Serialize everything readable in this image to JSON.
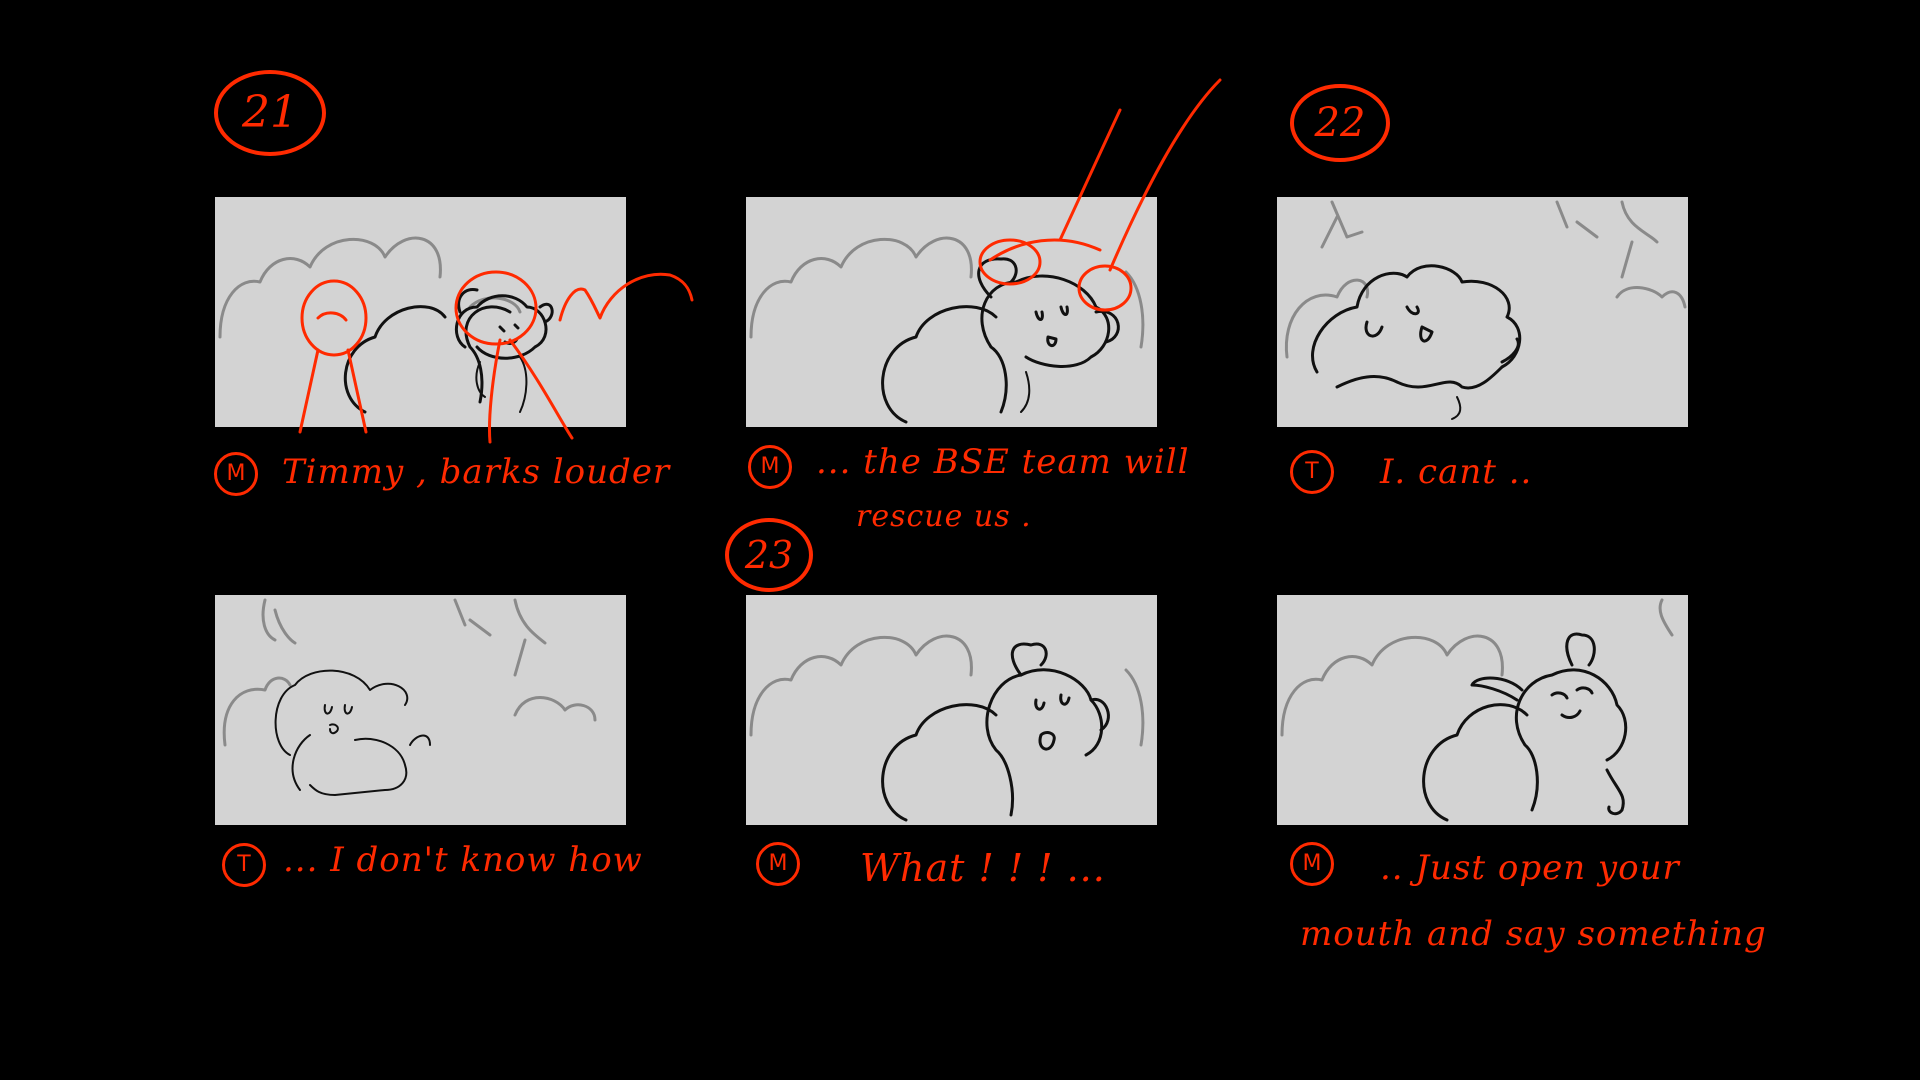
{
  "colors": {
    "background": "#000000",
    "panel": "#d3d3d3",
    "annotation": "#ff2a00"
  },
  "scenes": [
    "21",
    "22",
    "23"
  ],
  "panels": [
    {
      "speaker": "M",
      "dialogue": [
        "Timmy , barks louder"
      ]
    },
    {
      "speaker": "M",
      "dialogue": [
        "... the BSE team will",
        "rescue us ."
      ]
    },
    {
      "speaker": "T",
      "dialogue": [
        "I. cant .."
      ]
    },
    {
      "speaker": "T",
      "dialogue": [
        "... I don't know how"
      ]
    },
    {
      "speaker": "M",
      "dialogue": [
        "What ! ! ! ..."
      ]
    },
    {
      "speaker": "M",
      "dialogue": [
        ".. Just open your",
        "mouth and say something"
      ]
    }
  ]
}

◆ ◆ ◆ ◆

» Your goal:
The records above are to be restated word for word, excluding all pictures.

» Result of the task:
Serialize everything readable in this image to JSON.
{
  "colors": {
    "background": "#000000",
    "panel": "#d3d3d3",
    "annotation": "#ff2a00"
  },
  "scenes": [
    "21",
    "22",
    "23"
  ],
  "panels": [
    {
      "speaker": "M",
      "dialogue": [
        "Timmy , barks louder"
      ]
    },
    {
      "speaker": "M",
      "dialogue": [
        "... the BSE team will",
        "rescue us ."
      ]
    },
    {
      "speaker": "T",
      "dialogue": [
        "I. cant .."
      ]
    },
    {
      "speaker": "T",
      "dialogue": [
        "... I don't know how"
      ]
    },
    {
      "speaker": "M",
      "dialogue": [
        "What ! ! ! ..."
      ]
    },
    {
      "speaker": "M",
      "dialogue": [
        ".. Just open your",
        "mouth and say something"
      ]
    }
  ]
}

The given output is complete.